Two examples of this logic in action are the violent protests that followed the 2005 publication of the Mohammed cartoons and the 1988 publication of Salman Rushdie’s The Satanic Verses. In both instances, governments in many predominantly Muslim countries condemned the publications while excusing the rioters. Just today, France announced that it is closing 20 embassies out of fear that they may be attacked — over cartoons.
For years, the United States led the opposition to “defamation of religions” resolutions at the U.N. And we were winning: Support for the resolutions was eroding. But after winning a seat on the Human Rights Council, the Obama administration sought to make a splash. Following the president’s Cairo speech, our U.N. delegation in 2009 co-sponsored a resolution with Egypt on “freedom of opinion and expression.”
Although it contained some positive statements on freedom of expression, the 2009 resolution also affirmed many essential elements of the defamation-of-religions resolutions, albeit more circumspectly. The U.S. argued that the proposed resolution bolstered freedom of expression, but, in reality, it merely allowed each side to interpret “freedom” to fit its position. A clear, unambiguous defense of freedom of expression would have been far preferable. The Obama administration did not get it.

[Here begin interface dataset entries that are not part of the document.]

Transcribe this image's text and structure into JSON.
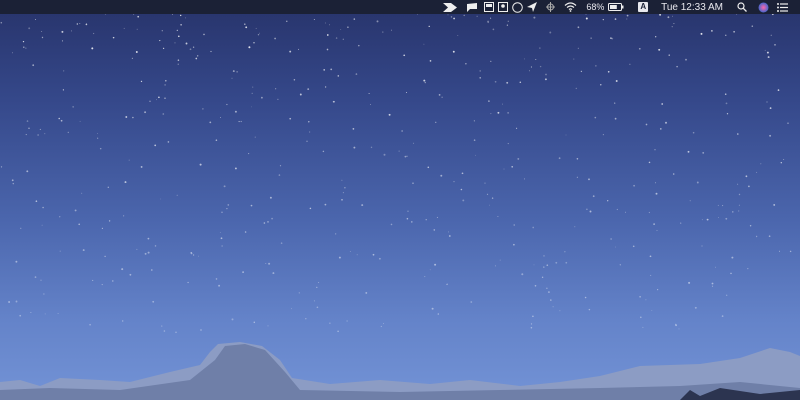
{
  "menubar": {
    "battery_percent": "68%",
    "battery_level": 0.68,
    "input_source": "A",
    "clock": "Tue 12:33 AM"
  },
  "colors": {
    "menubar": "#1b2136",
    "sky_top": "#27336a",
    "sky_bottom": "#7393d6"
  }
}
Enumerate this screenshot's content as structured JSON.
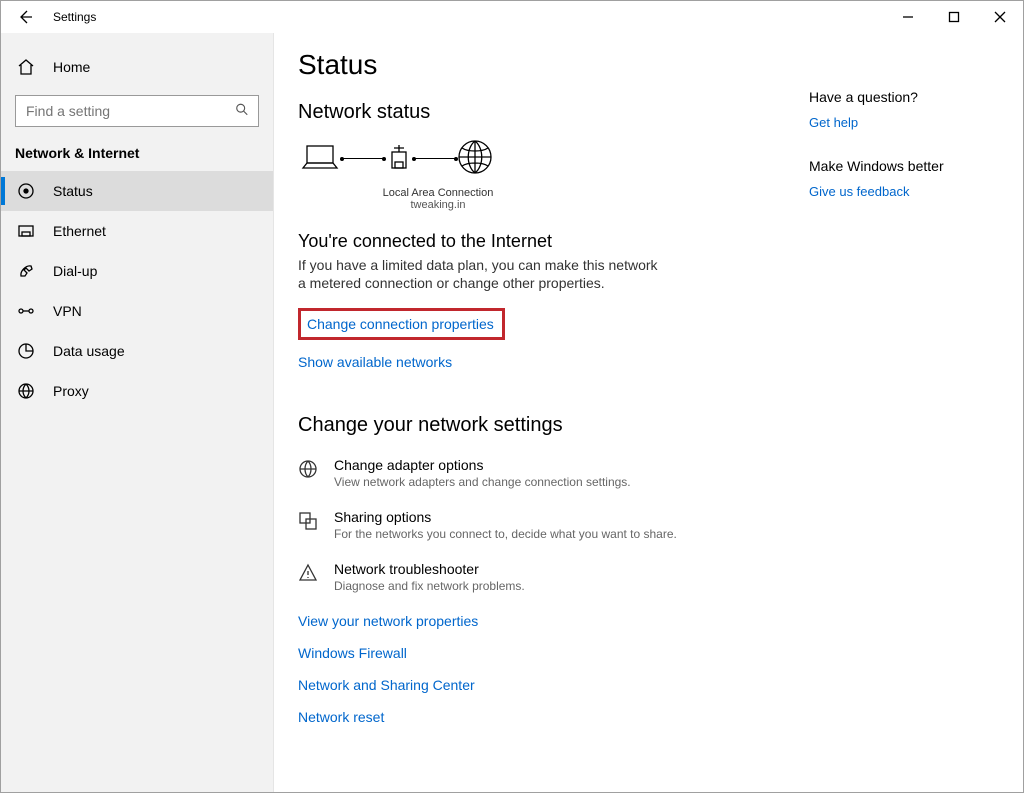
{
  "titlebar": {
    "title": "Settings"
  },
  "sidebar": {
    "home": "Home",
    "search_placeholder": "Find a setting",
    "category": "Network & Internet",
    "items": [
      {
        "label": "Status"
      },
      {
        "label": "Ethernet"
      },
      {
        "label": "Dial-up"
      },
      {
        "label": "VPN"
      },
      {
        "label": "Data usage"
      },
      {
        "label": "Proxy"
      }
    ]
  },
  "main": {
    "heading": "Status",
    "section_status": "Network status",
    "diagram": {
      "device": "Local Area Connection",
      "network": "tweaking.in"
    },
    "connected_title": "You're connected to the Internet",
    "connected_desc": "If you have a limited data plan, you can make this network a metered connection or change other properties.",
    "change_props": "Change connection properties",
    "show_networks": "Show available networks",
    "section_change": "Change your network settings",
    "settings": [
      {
        "title": "Change adapter options",
        "sub": "View network adapters and change connection settings."
      },
      {
        "title": "Sharing options",
        "sub": "For the networks you connect to, decide what you want to share."
      },
      {
        "title": "Network troubleshooter",
        "sub": "Diagnose and fix network problems."
      }
    ],
    "links": [
      "View your network properties",
      "Windows Firewall",
      "Network and Sharing Center",
      "Network reset"
    ]
  },
  "aside": {
    "q_title": "Have a question?",
    "q_link": "Get help",
    "f_title": "Make Windows better",
    "f_link": "Give us feedback"
  }
}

Nonetheless, the OIC and other supporters, seemingly resigned to the flagging support for defamation-of-religions resolutions, offered a less objectionable resolution in 2011 and have not pressed the “defamation” issue since. The administration has touted this as a significant achievement of its tenure on the council. That claim is questionable – support for “defamation of religions” had been declining even before Obama’s election — but the progress that had been made is now threatened.
Quite simply, the administration’s recent actions and weak defense of freedom of speech implicitly reinforce the principles underpinning defamation-of-religions proposals. Sensing an opportunity, opponents of free speech are already pouncing to secure restrictions on speech that “defames” religions.
• Egyptian president Mohammed Morsi reportedly “demanded that the U.S. administration take a firm position against the filmmakers, in accordance with international documents that criminalize acts that foment strife on the basis of race, color or religion.”
• Indonesian president Susilo Bambang Yudhoyono reportedly has urged the U.N. and the OIC to “issue regulations” against religious defamation.
• Iran announced it will demand that the OIC decide how to respond to the issue at its November meeting.
The Obama administration’s pusillanimous reaction to a YouTube trailer and violent assaults on U.S. embassies has clearly failed to assuage outrage among Muslim extremists. On the contrary, such appeasement will merely encourage similar violence in the future, along with convenient excuses of “incitement” to shift blame. The proper response is not to yield to intimidation and threats, but to resist them.
America’s image as the world’s foremost defender of free speech has suffered a serious blow; as a result, we should expect a revitalized effort to pass defamation-of-religions resolutions at the U.N. Will the Obama White House make a forceful stand in defense of the core American right of free expression? Signs are not promising.
— Brett D. Schaefer and Steven Groves are scholars at the Heritage Foundation. Schaefer is the Jay Kingham Fellow in International Regulatory Affairs, and Groves is the Bernard and Barbara Lomas Senior Research Fellow.
First appeared in National Review.